Human rights activist Mustafa Osso said there were concerns that thousands of displaced people crowded near the border would come under attack in the coming days.
The fighting in the Jisr al-Shughour area in the northern Idlib province started nearly two weeks ago, and has displaced thousands of people, including some 10,100 who are sheltered in three Turkish refugee camps. An estimated 5,000 more people are camped out on the Syrian side of the border with dwindling resources as the army tightens its grip on the area, hoping to remain in Syria and avoid refugee status.
Osso said military operations were under way Sunday in the villages of Bdama and Rihan near the border. Both villages had provided a gateway for refugees as well as medicine and foodstuffs for them.
"Security forces have arrested around 100 people from those villages in the past few days. They are trying to close off border areas with checkpoints to keep people from leaving," Osso said.
He added that troops were surrounding the village of al-Hamboushieh, only a few kilometers from the border encampment. "We are concerned that the thousands gathered near the border will eventually come under attack," Osso said.
Another activist near the Turkish border said security forces on Sunday torched a bakery in the village of Bdama, about 12 miles (20 kilometers) from the Turkish border, that had been the sole source of bread for the displaced.
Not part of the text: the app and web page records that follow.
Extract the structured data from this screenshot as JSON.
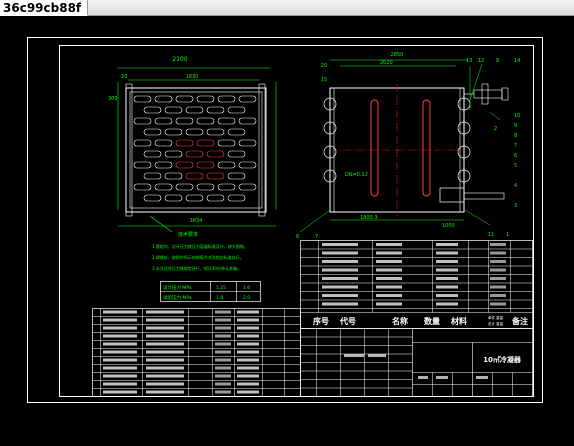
{
  "window": {
    "tab_title": "36c99cb88f"
  },
  "drawing": {
    "title_block": {
      "name": "10㎡冷凝器"
    },
    "bom_headers": [
      "序号",
      "代号",
      "名称",
      "数量",
      "材料",
      "单件 重量",
      "总计 重量",
      "备注"
    ],
    "notes_title": "技术要求",
    "notes": [
      "1.管程内，设计压力按压力容器标准设计，按大图制。",
      "2.焊缝处，按图中所示的焊接方式及相应标准执行。",
      "3.水压试验压力按规定进行，保压30分钟无渗漏。"
    ],
    "pressure_table": {
      "rows": [
        [
          "设计压力 MPa",
          "1.25",
          "1.6"
        ],
        [
          "试验压力 MPa",
          "1.8",
          "2.0"
        ]
      ]
    },
    "dims_front": {
      "top": "2100",
      "top_sub": "20",
      "width": "1830",
      "left": "300",
      "bottom": "1834"
    },
    "dims_side": {
      "top": "2850",
      "top_sub": "2020",
      "bottom": "1800.3",
      "label": "DN=0.12"
    }
  }
}
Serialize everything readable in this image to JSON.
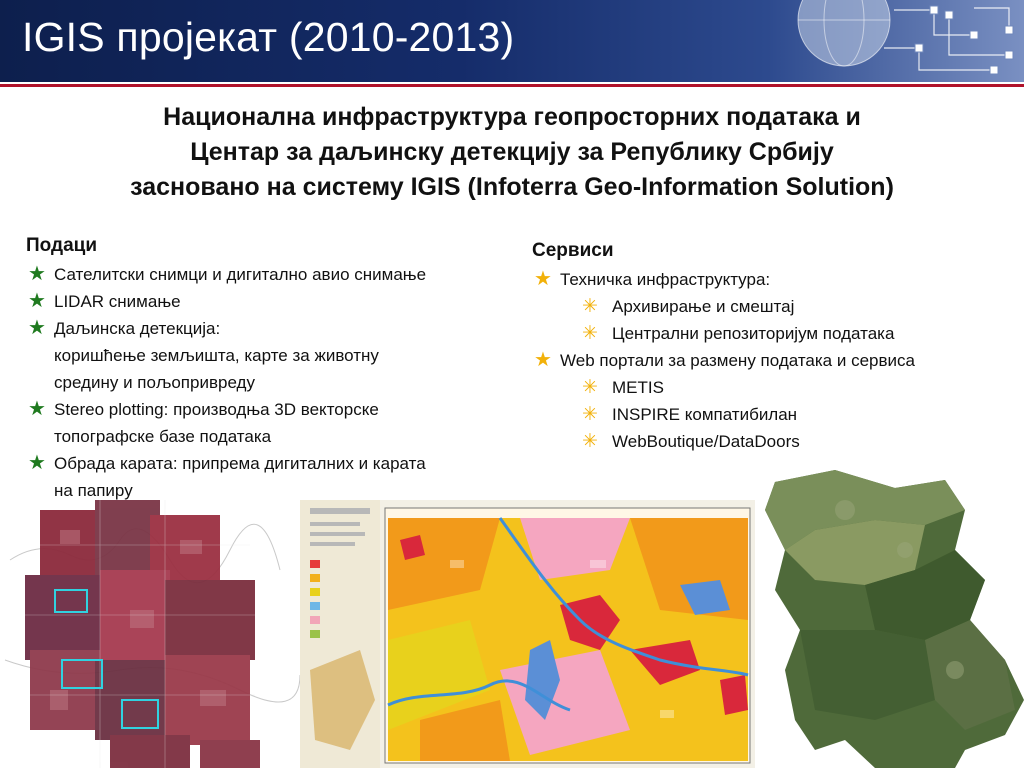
{
  "title": "IGIS пројекат (2010-2013)",
  "subtitle": [
    "Национална инфраструктура геопросторних података и",
    "Центар за даљинску детекцију за Републику Србију",
    "засновано на систему IGIS (Infoterra Geo-Information Solution)"
  ],
  "data_section": {
    "heading": "Подаци",
    "items": [
      "Сателитски снимци и дигитално авио снимање",
      "LIDAR снимање",
      "Даљинска детекција:",
      "коришћење земљишта,  карте  за животну",
      "средину и пољопривреду",
      "Stereo plotting: производња 3D векторске",
      "топографске базе података",
      "Обрада карата: припрема дигиталних и карата",
      "на папиру"
    ]
  },
  "services_section": {
    "heading": "Сервиси",
    "items": [
      "Техничка инфраструктура:",
      "Архивирање и смештај",
      "Централни репозиторијум података",
      "Web портали за размену података и сервиса",
      "METIS",
      "INSPIRE компатибилан",
      "WebBoutique/DataDoors"
    ]
  },
  "icons": {
    "data_bullet": "green-star-icon",
    "service_bullet": "gold-star-icon",
    "sub_bullet": "gold-asterisk-icon"
  },
  "colors": {
    "header_bg": "#152c6a",
    "accent_line": "#b0122a",
    "green_star": "#1f7a1f",
    "gold_star": "#f2b10a"
  }
}
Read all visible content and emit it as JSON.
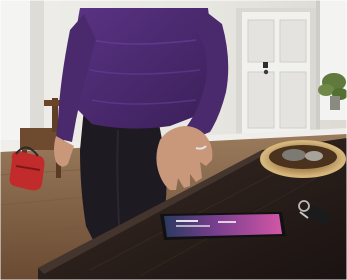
{
  "photo": {
    "colors": {
      "wall": "#e9e7e1",
      "floor": "#8a6a4c",
      "table": "#2b211d",
      "sweater": "#4c2a6f",
      "leggings": "#1d1a22",
      "skin": "#c9987b",
      "phone_screen": "#b24aa8",
      "door": "#f1f1ee"
    },
    "objects": [
      "person-purple-sweater-icon",
      "smartphone-on-table-icon",
      "wicker-basket-icon",
      "car-keys-icon",
      "front-door-icon",
      "red-bag-icon",
      "wooden-chair-icon",
      "houseplant-icon"
    ]
  }
}
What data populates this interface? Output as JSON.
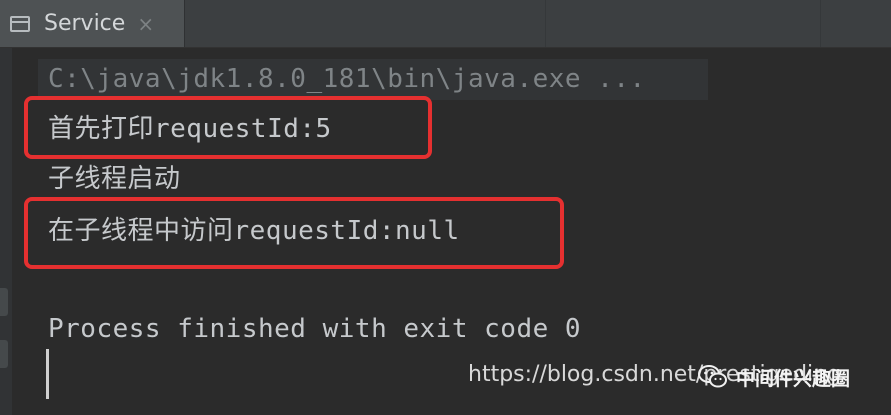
{
  "tab": {
    "label": "Service",
    "close_glyph": "×",
    "icon": "console-window-icon"
  },
  "console": {
    "command_line": "C:\\java\\jdk1.8.0_181\\bin\\java.exe ...",
    "lines": [
      "首先打印requestId:5",
      "子线程启动",
      "在子线程中访问requestId:null",
      "Process finished with exit code 0"
    ]
  },
  "watermark": {
    "url": "https://blog.csdn.net/prestigeding",
    "brand": "中间件兴趣圈",
    "icon": "wechat-icon"
  },
  "colors": {
    "background": "#2b2b2b",
    "text": "#c6c9cc",
    "command_text": "#7f8487",
    "highlight_border": "#e53030"
  }
}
The activist, Jamil Saeb, said a man at the bakery was shot in the stomach and was evacuated to Turkey for treatment Sunday morning. The report could not be independently verified.
The three-month uprising against President Bashar Assad's rule has proved stunningly resilient despite a relentless crackdown by the military, pervasive security forces and pro-regime gunmen. Human rights activists say more than 1,400 Syrians have been killed and 10,000 detained as Assad tries to maintain his grip on power.
Along the border Sunday, those displaced said they were running short of supplies.
"We are encircled and have been without bread for two days," said Rami Ismail, whose family fled from the village of Hambouchieh to the camp just across the Turkish border. "We are hoping for some assistance from Turkey," he added.
The attack on Bdama occurred a day after Syrian forces swept into Maaret al-Numan, a town on the highway linking Damascus, the capital, with Syria's largest city, Aleppo.
Bdama is next to Jisr al-Shughour, a town that was spinning out of government control before the military recaptured it last Sunday. Activists had reported fighting in Jisr al-Shughour between loyalist troops and defectors who refused to take part in a continuing crackdown on protesters seeking Assad's ouster.
A Turkish villager near the border with Syria said hundreds of Syrians were crossing over Saturday afternoon, fleeing the army advance.